Work to complete
Please repeat the records, word for word and without gaps.
+++ Information +++
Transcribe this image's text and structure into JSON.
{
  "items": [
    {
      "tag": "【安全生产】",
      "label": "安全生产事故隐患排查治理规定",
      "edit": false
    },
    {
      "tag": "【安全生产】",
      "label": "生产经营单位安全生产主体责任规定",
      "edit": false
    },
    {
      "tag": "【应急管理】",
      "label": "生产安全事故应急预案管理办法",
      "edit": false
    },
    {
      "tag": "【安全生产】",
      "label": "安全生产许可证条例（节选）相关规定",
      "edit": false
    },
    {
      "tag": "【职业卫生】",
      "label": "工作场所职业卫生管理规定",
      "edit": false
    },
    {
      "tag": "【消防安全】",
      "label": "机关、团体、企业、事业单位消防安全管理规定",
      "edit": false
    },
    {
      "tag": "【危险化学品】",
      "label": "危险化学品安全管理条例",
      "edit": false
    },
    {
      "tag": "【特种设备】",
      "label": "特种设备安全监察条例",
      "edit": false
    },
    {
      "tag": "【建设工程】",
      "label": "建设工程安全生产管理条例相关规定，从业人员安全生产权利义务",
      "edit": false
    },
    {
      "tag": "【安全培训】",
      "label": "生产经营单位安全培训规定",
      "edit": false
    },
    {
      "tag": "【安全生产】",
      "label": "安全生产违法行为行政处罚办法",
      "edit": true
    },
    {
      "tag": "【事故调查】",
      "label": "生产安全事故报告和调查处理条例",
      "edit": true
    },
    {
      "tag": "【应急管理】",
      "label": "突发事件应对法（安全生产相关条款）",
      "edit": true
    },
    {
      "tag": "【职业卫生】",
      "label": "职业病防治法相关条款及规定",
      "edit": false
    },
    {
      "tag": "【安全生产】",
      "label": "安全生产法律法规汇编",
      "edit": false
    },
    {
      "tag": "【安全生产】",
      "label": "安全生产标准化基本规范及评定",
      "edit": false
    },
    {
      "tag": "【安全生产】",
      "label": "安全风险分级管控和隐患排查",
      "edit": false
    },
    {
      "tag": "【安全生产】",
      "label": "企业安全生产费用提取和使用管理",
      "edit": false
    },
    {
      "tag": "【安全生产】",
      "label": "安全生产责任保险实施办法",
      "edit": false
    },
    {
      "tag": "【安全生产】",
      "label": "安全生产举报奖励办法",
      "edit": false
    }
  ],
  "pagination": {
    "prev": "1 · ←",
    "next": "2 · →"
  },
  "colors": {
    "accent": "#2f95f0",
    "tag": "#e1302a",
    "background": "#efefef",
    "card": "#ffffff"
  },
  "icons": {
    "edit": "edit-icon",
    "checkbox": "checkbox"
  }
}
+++
Response below
Transcribe this image's text and structure into JSON.
{
  "items": [
    {
      "tag": "【安全生产】",
      "label": "安全生产事故隐患排查治理规定",
      "edit": false
    },
    {
      "tag": "【安全生产】",
      "label": "生产经营单位安全生产主体责任规定",
      "edit": false
    },
    {
      "tag": "【应急管理】",
      "label": "生产安全事故应急预案管理办法",
      "edit": false
    },
    {
      "tag": "【安全生产】",
      "label": "安全生产许可证条例（节选）相关规定",
      "edit": false
    },
    {
      "tag": "【职业卫生】",
      "label": "工作场所职业卫生管理规定",
      "edit": false
    },
    {
      "tag": "【消防安全】",
      "label": "机关、团体、企业、事业单位消防安全管理规定",
      "edit": false
    },
    {
      "tag": "【危险化学品】",
      "label": "危险化学品安全管理条例",
      "edit": false
    },
    {
      "tag": "【特种设备】",
      "label": "特种设备安全监察条例",
      "edit": false
    },
    {
      "tag": "【建设工程】",
      "label": "建设工程安全生产管理条例相关规定，从业人员安全生产权利义务",
      "edit": false
    },
    {
      "tag": "【安全培训】",
      "label": "生产经营单位安全培训规定",
      "edit": false
    },
    {
      "tag": "【安全生产】",
      "label": "安全生产违法行为行政处罚办法",
      "edit": true
    },
    {
      "tag": "【事故调查】",
      "label": "生产安全事故报告和调查处理条例",
      "edit": true
    },
    {
      "tag": "【应急管理】",
      "label": "突发事件应对法（安全生产相关条款）",
      "edit": true
    },
    {
      "tag": "【职业卫生】",
      "label": "职业病防治法相关条款及规定",
      "edit": false
    },
    {
      "tag": "【安全生产】",
      "label": "安全生产法律法规汇编",
      "edit": false
    },
    {
      "tag": "【安全生产】",
      "label": "安全生产标准化基本规范及评定",
      "edit": false
    },
    {
      "tag": "【安全生产】",
      "label": "安全风险分级管控和隐患排查",
      "edit": false
    },
    {
      "tag": "【安全生产】",
      "label": "企业安全生产费用提取和使用管理",
      "edit": false
    },
    {
      "tag": "【安全生产】",
      "label": "安全生产责任保险实施办法",
      "edit": false
    },
    {
      "tag": "【安全生产】",
      "label": "安全生产举报奖励办法",
      "edit": false
    }
  ],
  "pagination": {
    "prev": "1 · ←",
    "next": "2 · →"
  },
  "colors": {
    "accent": "#2f95f0",
    "tag": "#e1302a",
    "background": "#efefef",
    "card": "#ffffff"
  },
  "icons": {
    "edit": "edit-icon",
    "checkbox": "checkbox"
  }
}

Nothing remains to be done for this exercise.